A board or a CEO that is too cautious may do as much harm as one that is reckless.
It’s a startling question. The answers provide critical guidance for risk management, strategic planning, writing governance policies.
In their Harvard Business Review article Managing Risks: A New Framework, Robert S. Kaplan and Anette Mikes provide three qualitative distinctions among the types of risk organizations face. Two of these categories, preventable risks and strategy risks, are internal to the organization and so are within the control of the leadership. The third category includes risks from external sources; leadership may not control the risks, but they can prepare for them. Here’s how.
We hit the bottom of a flume and leapt into the air. The raft went left and a woman at the front went right— into the Class III rapids. She surfaced, legs out in front, and let the life vest carry her along, pushing off rocks with her paddle and arms. Our guide shouted instructions and we manuevered the raft close enough to throw her a rope. As we pulled alongside, two of our crew grasped her life vest and pull her aboard.
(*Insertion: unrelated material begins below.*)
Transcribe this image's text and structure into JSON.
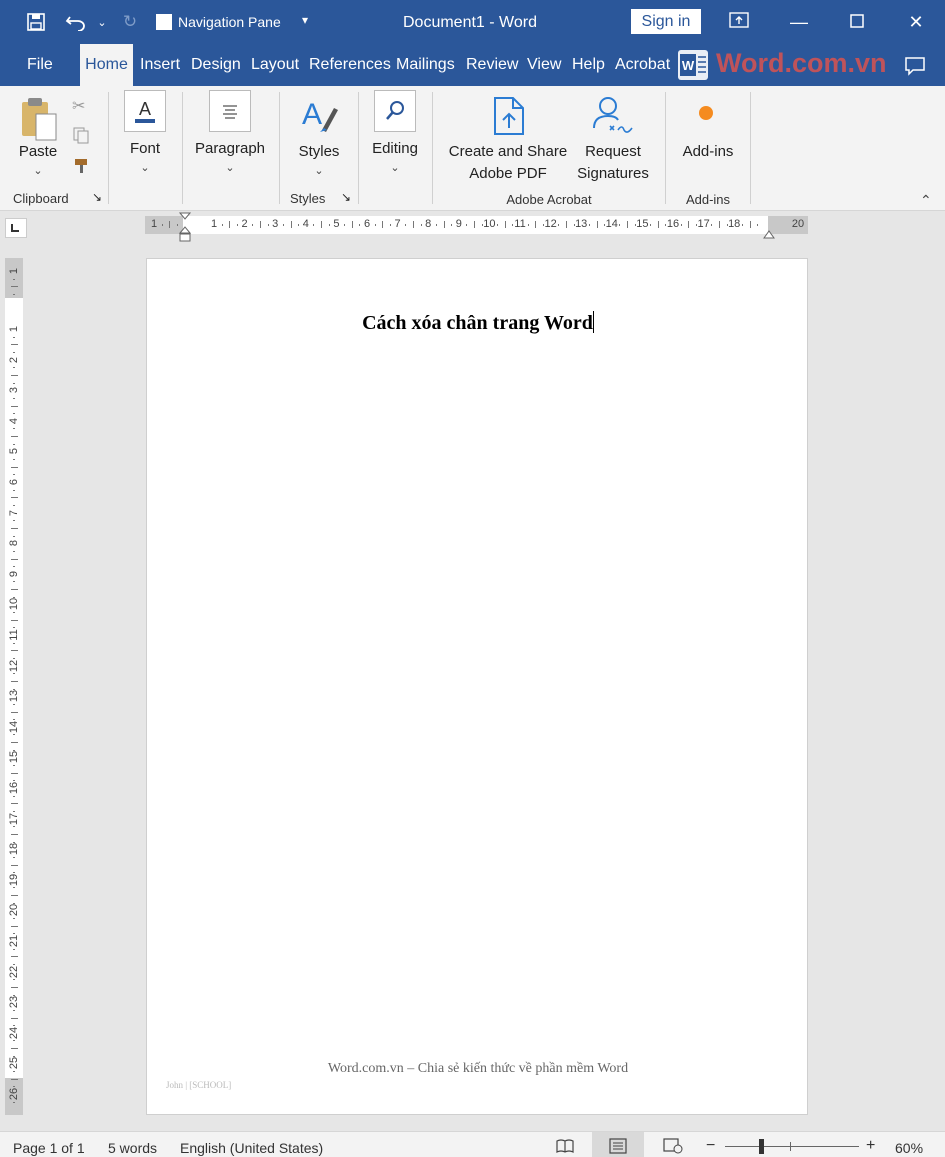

Cold and little shaken, she took up her paddle and dug in. She was safe again, partly because she had known what to do and so had we. But the reason we knew what to do was that our whitewater guide knew about risk management.